Records provided:

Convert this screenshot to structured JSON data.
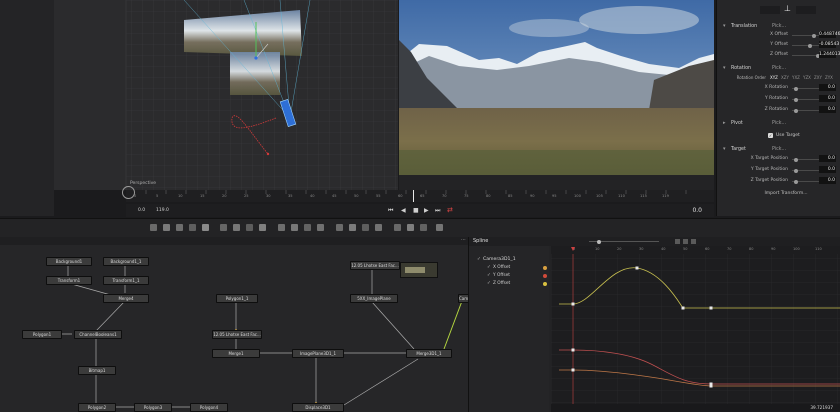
{
  "viewer": {
    "left_label": "Perspective",
    "time_start": "0.0",
    "time_end": "119.0",
    "time_current": "0.0",
    "ruler_ticks": [
      "0",
      "5",
      "10",
      "15",
      "20",
      "25",
      "30",
      "35",
      "40",
      "45",
      "50",
      "55",
      "60",
      "65",
      "70",
      "75",
      "80",
      "85",
      "90",
      "95",
      "100",
      "105",
      "110",
      "115",
      "119"
    ]
  },
  "inspector": {
    "translation": {
      "title": "Translation",
      "pick": "Pick...",
      "rows": [
        {
          "label": "X Offset",
          "value": "0.448746"
        },
        {
          "label": "Y Offset",
          "value": "-0.08543"
        },
        {
          "label": "Z Offset",
          "value": "1.244013"
        }
      ]
    },
    "rotation": {
      "title": "Rotation",
      "pick": "Pick...",
      "order_label": "Rotation Order",
      "order_options": [
        "XYZ",
        "XZY",
        "YXZ",
        "YZX",
        "ZXY",
        "ZYX"
      ],
      "rows": [
        {
          "label": "X Rotation",
          "value": "0.0"
        },
        {
          "label": "Y Rotation",
          "value": "0.0"
        },
        {
          "label": "Z Rotation",
          "value": "0.0"
        }
      ]
    },
    "pivot": {
      "title": "Pivot",
      "pick": "Pick..."
    },
    "use_target_label": "Use Target",
    "target": {
      "title": "Target",
      "pick": "Pick...",
      "rows": [
        {
          "label": "X Target Position",
          "value": "0.0"
        },
        {
          "label": "Y Target Position",
          "value": "0.0"
        },
        {
          "label": "Z Target Position",
          "value": "0.0"
        }
      ]
    },
    "import_button": "Import Transform..."
  },
  "nodes": {
    "background1": "Background1",
    "background1_1": "Background1_1",
    "transform1": "Transform1",
    "transform1_1": "Transform1_1",
    "merge4": "Merge4",
    "polygon1": "Polygon1",
    "channel_booleans": "ChannelBooleans1",
    "bitmap1": "Bitmap1",
    "polygon2": "Polygon2",
    "polygon3": "Polygon3",
    "polygon4": "Polygon4",
    "polygon1_1": "Polygon1_1",
    "media1": "12.05 Lhotse East Fac...",
    "media2": "12.05 Lhotse East Fac...",
    "merge1": "Merge1",
    "image_plane": "ImagePlane3D1_1",
    "shape_image_plane": "5XX_ImagePlane",
    "merge3d": "Merge3D1_1",
    "displace": "Displace3D1",
    "camera_stub": "Cam"
  },
  "spline": {
    "title": "Spline",
    "tree_root": "Camera3D1_1",
    "channels": [
      {
        "name": "X Offset",
        "color": "#c8c050"
      },
      {
        "name": "Y Offset",
        "color": "#c05050"
      },
      {
        "name": "Z Offset",
        "color": "#c07848"
      }
    ],
    "ruler": [
      "0",
      "10",
      "20",
      "30",
      "40",
      "50",
      "60",
      "70",
      "80",
      "90",
      "100",
      "110"
    ],
    "bottom_value": "39.721937"
  }
}
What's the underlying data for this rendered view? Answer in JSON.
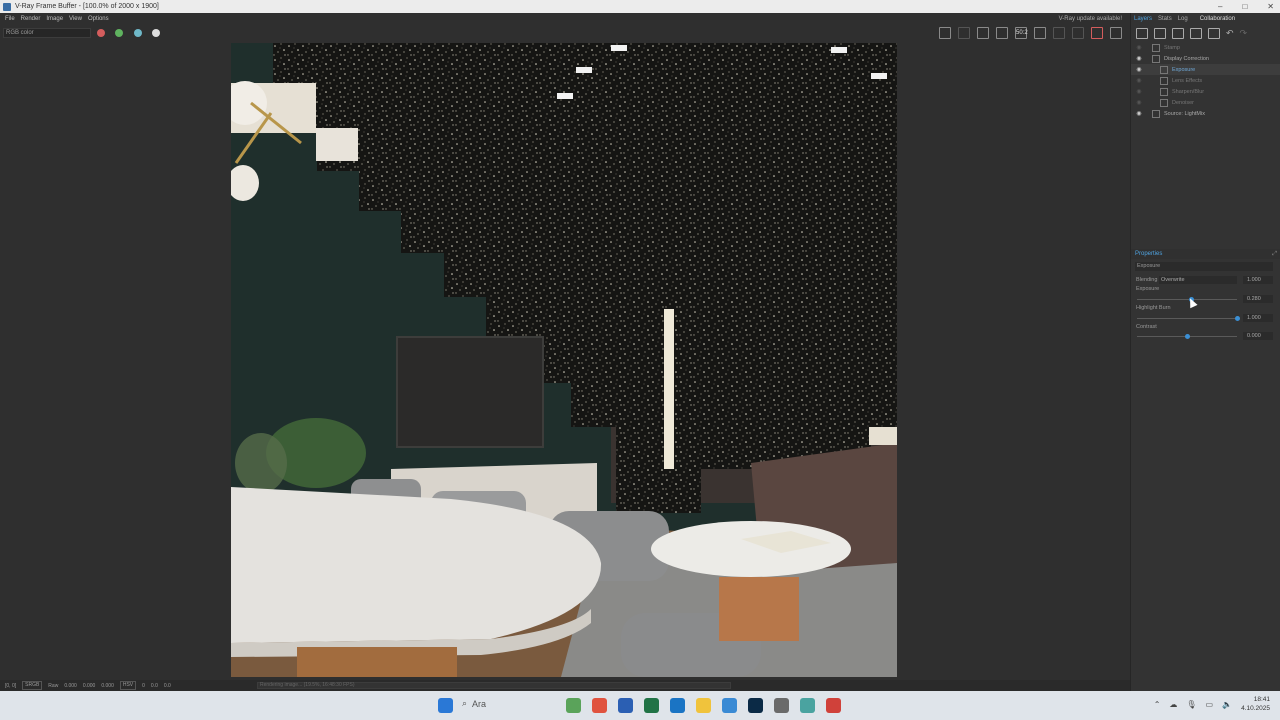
{
  "window": {
    "title": "V-Ray Frame Buffer - [100.0% of 2000 x 1900]",
    "controls": [
      "–",
      "□",
      "✕"
    ]
  },
  "menu": {
    "items": [
      "File",
      "Render",
      "Image",
      "View",
      "Options"
    ],
    "update_notice": "V-Ray update available!"
  },
  "toolbar": {
    "channel": "RGB color",
    "dots": [
      {
        "name": "red-channel",
        "color": "#d45d5d"
      },
      {
        "name": "green-channel",
        "color": "#5fb35f"
      },
      {
        "name": "blue-channel",
        "color": "#6fb8c8"
      }
    ],
    "zoom_badge": "50:2"
  },
  "panel": {
    "tabs": [
      "Layers",
      "Stats",
      "Log",
      "Collaboration"
    ],
    "layers": [
      {
        "label": "Stamp",
        "visible": false,
        "indent": 1,
        "selected": false
      },
      {
        "label": "Display Correction",
        "visible": true,
        "indent": 1,
        "selected": false
      },
      {
        "label": "Exposure",
        "visible": true,
        "indent": 2,
        "selected": true
      },
      {
        "label": "Lens Effects",
        "visible": false,
        "indent": 2,
        "selected": false
      },
      {
        "label": "Sharpen/Blur",
        "visible": false,
        "indent": 2,
        "selected": false
      },
      {
        "label": "Denoiser",
        "visible": false,
        "indent": 2,
        "selected": false
      },
      {
        "label": "Source: LightMix",
        "visible": true,
        "indent": 1,
        "selected": false
      }
    ],
    "properties": {
      "header": "Properties",
      "layer_name": "Exposure",
      "blending_label": "Blending",
      "blending_value": "Overwrite",
      "blending_amount": "1.000",
      "exposure_label": "Exposure",
      "exposure_value": "0.280",
      "exposure_level": 0.54,
      "highlight_label": "Highlight Burn",
      "highlight_value": "1.000",
      "highlight_level": 1.0,
      "contrast_label": "Contrast",
      "contrast_value": "0.000",
      "contrast_level": 0.5
    }
  },
  "status": {
    "coords": "[0, 0]",
    "mode": "SRGB",
    "raw_label": "Raw",
    "raw_values": [
      "0.000",
      "0.000",
      "0.000"
    ],
    "hsv_label": "HSV",
    "hsv_values": [
      "0",
      "0.0",
      "0.0"
    ],
    "progress_text": "Rendering image... (19.5%, 16:48:30 FPS)"
  },
  "taskbar": {
    "search_placeholder": "Ara",
    "time": "18:41",
    "date": "4.10.2025",
    "apps": [
      {
        "name": "photos-app-icon",
        "color": "#5aa35a"
      },
      {
        "name": "chrome-app-icon",
        "color": "#e0533f"
      },
      {
        "name": "word-app-icon",
        "color": "#2b5fb3"
      },
      {
        "name": "excel-app-icon",
        "color": "#217346"
      },
      {
        "name": "outlook-app-icon",
        "color": "#1a74c4"
      },
      {
        "name": "file-explorer-app-icon",
        "color": "#f0c33c"
      },
      {
        "name": "snipping-tool-app-icon",
        "color": "#3a8ad4"
      },
      {
        "name": "photoshop-app-icon",
        "color": "#0b2a46"
      },
      {
        "name": "calculator-app-icon",
        "color": "#6a6a6a"
      },
      {
        "name": "vray-app-icon",
        "color": "#4aa3a0"
      },
      {
        "name": "sketchup-app-icon",
        "color": "#d0413a"
      }
    ]
  }
}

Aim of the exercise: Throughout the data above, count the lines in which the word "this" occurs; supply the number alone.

Exercise solution: 2